This means that the bar attracts a large number of backpackers from Germany, Austria and Switzerland - as well as other European countries - who are looking for temporary work in Australia. One such traveler is 23-year-old Isabell Ostermann, from the small town of Wittlich in south-western Germany. She traveled around Australia and Asia before settling down in Sydney for the remaining five months of her year abroad.
"When I came back from Asia I had to find a job, and I thought the easiest way would be to go to a German restaurant,” said Ostermann. "So I just walked right into the Loewenbraeu Keller and asked. It was a very good time for that because it was one week before Oktoberfest and they were very busy."
When asked about the authenticity of the bar from a German's point of view, Ostermann was full of enthusiasm.
"It's very German!" Ostermann exclaimed. "I sometimes forget that I'm in Australia. It's only the Australian customers that remind me of where I am. I feel so at home in here - it's like being with my family."
Australians aren't used to such large servings of beer
Although she is not from Bavaria herself, Ostermann admitted that she loves wearing the traditional dirndl all day and fitting the stereotypical image of a German - simply because it is "fun."
Apart from food and drink, the Loewenbraeu Keller also offers its guests daily live entertainment, from oom-pah-pah brass bands and alphorn performances to Bavarian-style slap dancing. There is also a dance floor and DJs pumping out pop music, as well as fun activities that the visitors can get involved in, such as yodeling and drinking contests.
"I have tried the beer-drinking competition here before,” said Jacqui Salvage, a Sydney resident and regular visitor to the Loewenbraeu Keller. "But the European girls always beat me."
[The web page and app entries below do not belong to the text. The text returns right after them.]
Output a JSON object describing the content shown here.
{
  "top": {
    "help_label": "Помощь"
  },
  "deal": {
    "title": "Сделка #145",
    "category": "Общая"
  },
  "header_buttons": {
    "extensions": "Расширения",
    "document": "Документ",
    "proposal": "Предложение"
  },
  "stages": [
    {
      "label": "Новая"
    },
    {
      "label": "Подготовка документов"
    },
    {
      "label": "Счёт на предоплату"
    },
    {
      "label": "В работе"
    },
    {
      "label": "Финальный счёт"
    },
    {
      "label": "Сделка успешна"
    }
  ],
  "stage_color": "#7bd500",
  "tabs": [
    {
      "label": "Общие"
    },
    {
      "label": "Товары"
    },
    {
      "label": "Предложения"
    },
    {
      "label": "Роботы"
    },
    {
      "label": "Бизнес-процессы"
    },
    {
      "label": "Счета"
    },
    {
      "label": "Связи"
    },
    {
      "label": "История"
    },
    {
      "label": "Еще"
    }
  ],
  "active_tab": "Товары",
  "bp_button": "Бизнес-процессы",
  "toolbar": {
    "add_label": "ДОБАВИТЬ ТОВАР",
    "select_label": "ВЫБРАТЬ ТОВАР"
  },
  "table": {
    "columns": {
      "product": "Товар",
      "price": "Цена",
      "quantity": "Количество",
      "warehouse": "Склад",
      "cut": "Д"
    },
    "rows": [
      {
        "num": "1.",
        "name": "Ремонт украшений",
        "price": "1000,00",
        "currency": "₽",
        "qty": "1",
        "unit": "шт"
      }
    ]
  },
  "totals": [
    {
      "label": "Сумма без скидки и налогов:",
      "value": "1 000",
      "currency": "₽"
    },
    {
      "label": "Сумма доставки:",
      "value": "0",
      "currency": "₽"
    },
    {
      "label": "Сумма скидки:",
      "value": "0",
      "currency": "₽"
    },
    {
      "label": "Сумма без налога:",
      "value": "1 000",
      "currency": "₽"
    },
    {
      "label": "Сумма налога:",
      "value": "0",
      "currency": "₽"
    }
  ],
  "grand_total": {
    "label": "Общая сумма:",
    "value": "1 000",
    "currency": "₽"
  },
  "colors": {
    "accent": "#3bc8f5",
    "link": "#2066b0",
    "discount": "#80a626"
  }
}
Adding to this spirit of fun, the bar's manager Reinhard Wurtz holds the Guinness World Record for carrying 20 one-liter steins of beer stacked up in his hands for a distance of over 40 meters. This record was set on location at the Loewenbraeu Keller in November 2007.
"The atmosphere is more laid-back here than in many of Sydney's other bars, which tend to be quite fancy," said bartender Isabell Ostermann. "People come here and eat their schnitzel and drink their beer - and they know that they can simply relax."
Author: Eva Wutke
Editor: Kate Bowen